Most textbook publishers develop instructional materials for students to use in conjunction with their textbooks, including slide deck presentations, test banks, and interactive content. These materials can be a lifesaver when faculty members are looking for materials to include in their online courses. They’re typically already in a digital format and tend to integrate well with many learning management systems. However, course writers must carefully consider how students in the classroom will use these materials and must ensure that their use doesn’t take away from the goals of the course. When used correctly, publisher-created materials can be a great resource in the online classroom environment.
Maintain Instructor Presence in the Course
Remember: Your students see you as the subject matter expert for the course. They’re not nearly as interested in the textbook author’s opinions and perspectives as they are in your thoughts on the course materials. Never allow publisher-made materials to be the meat of your course! Publisher materials are designed to supplement the personal touch that only a faculty member can bring to the class. When you design an online course, the primary teaching materials should be those materials that you have personally developed.
Ensure Alignment of Publisher Materials
As always, consider the course design triangle when evaluating the alignment of any course materials, including those developed by publishers. You’ll want to verify that publisher materials align with both your course assessments and your learning objectives. Publisher materials are typically designed to align with outcomes that specific chapters of the textbook address. These outcomes may or may not align with the learning objectives for your course. Before you include slide deck presentations, test questions, or interactive elements from textbook publishers, it’s important to evaluate how they align with your specific course. Some materials may not be a good fit based on the goals for the class that you are teaching.

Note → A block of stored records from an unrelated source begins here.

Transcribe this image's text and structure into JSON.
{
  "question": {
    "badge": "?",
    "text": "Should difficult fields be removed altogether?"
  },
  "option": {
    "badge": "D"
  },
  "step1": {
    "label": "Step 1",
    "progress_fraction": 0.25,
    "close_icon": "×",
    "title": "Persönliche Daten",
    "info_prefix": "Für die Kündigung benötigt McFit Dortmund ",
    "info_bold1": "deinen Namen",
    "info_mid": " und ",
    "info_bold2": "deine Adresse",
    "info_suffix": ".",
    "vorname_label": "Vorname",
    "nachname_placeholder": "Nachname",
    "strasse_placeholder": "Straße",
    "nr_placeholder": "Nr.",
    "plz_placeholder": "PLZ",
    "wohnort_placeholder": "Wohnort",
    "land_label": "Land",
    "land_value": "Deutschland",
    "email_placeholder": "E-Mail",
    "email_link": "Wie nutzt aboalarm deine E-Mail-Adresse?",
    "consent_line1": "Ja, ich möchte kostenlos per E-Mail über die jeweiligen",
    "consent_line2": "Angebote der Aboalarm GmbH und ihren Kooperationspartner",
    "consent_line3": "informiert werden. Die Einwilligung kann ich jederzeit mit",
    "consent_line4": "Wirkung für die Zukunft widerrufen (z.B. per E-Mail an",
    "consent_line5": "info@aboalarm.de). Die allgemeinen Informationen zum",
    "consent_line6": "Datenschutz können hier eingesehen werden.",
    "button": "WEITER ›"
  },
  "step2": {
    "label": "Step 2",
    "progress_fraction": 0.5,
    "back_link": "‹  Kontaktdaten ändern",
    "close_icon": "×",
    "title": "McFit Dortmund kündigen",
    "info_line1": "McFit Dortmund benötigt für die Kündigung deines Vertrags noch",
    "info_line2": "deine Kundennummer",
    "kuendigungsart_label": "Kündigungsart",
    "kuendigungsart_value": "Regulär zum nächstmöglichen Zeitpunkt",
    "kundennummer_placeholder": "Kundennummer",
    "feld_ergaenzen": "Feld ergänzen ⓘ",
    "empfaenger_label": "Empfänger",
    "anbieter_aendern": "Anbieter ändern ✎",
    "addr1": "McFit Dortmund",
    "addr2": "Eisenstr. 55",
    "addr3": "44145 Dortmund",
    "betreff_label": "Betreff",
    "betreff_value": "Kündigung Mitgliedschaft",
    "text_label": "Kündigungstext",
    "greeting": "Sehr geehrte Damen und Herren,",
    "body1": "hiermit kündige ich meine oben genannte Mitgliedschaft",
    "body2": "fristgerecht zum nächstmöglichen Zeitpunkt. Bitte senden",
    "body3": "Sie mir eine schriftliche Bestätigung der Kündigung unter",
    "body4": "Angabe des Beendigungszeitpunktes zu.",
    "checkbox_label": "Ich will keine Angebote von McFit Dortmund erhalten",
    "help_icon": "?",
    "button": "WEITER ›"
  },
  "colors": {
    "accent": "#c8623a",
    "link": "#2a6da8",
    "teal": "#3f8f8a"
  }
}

When you do decide to add a publisher-designed element to your course, take the time to explain to your students how the added activity helps improve their learning. The tenets of “review, preview, and motivate” remain true even when publisher materials are integrated into a class. For example, you can use publisher materials as an opportunity to review a topic or idea that you have previously presented. Let students know that the publisher materials explain the same topic in a different way. Some students may benefit from hearing both explanations.
Verify Accessibility of Publisher Materials
Also be sure to consider the accessibility of publisher-developed materials before you integrate them into your course. Some materials may not adhere to Web content accessibility guidelines, or may not be useable when students require a screen reader or other assistive device to access the online course environment. If possible, consider contacting the publisher directly and inquiring about the accessibility of materials that you’re planning to add to your course. This is an important step when considering the use of publisher content and can be easily overlooked.
Potential Pitfalls When Using Publisher Materials
It’s certainly tempting to continue using publisher materials even after the textbook is no longer a required resource for the class. Unfortunately, this is not a good practice for a couple of different reasons. First, the old text resources and the newer resources will likely not align in terms of chapters. Because most publisher content is organized according to chapter, this can cause a lot of confusion for students. Second, most publishers allow the use of their instructional materials only when the text is a required resource for the course. Using publisher materials for a textbook that isn’t required may subject the school to legal problems.
In closing, when designing an online class, faculty members should keep in mind that students tend to be most interested in the instructor’s perspective on the class material and not in the textbook author’s opinion. Use publisher materials to review topics that you have already discussed, and make sure they align with assessments and course-level learning objectives. Finally, evaluate whether publisher materials adhere to accessibility guidelines to ensure that they are available to all students in a course regardless of disability. When used correctly, publisher materials can be a great addition to the online classroom.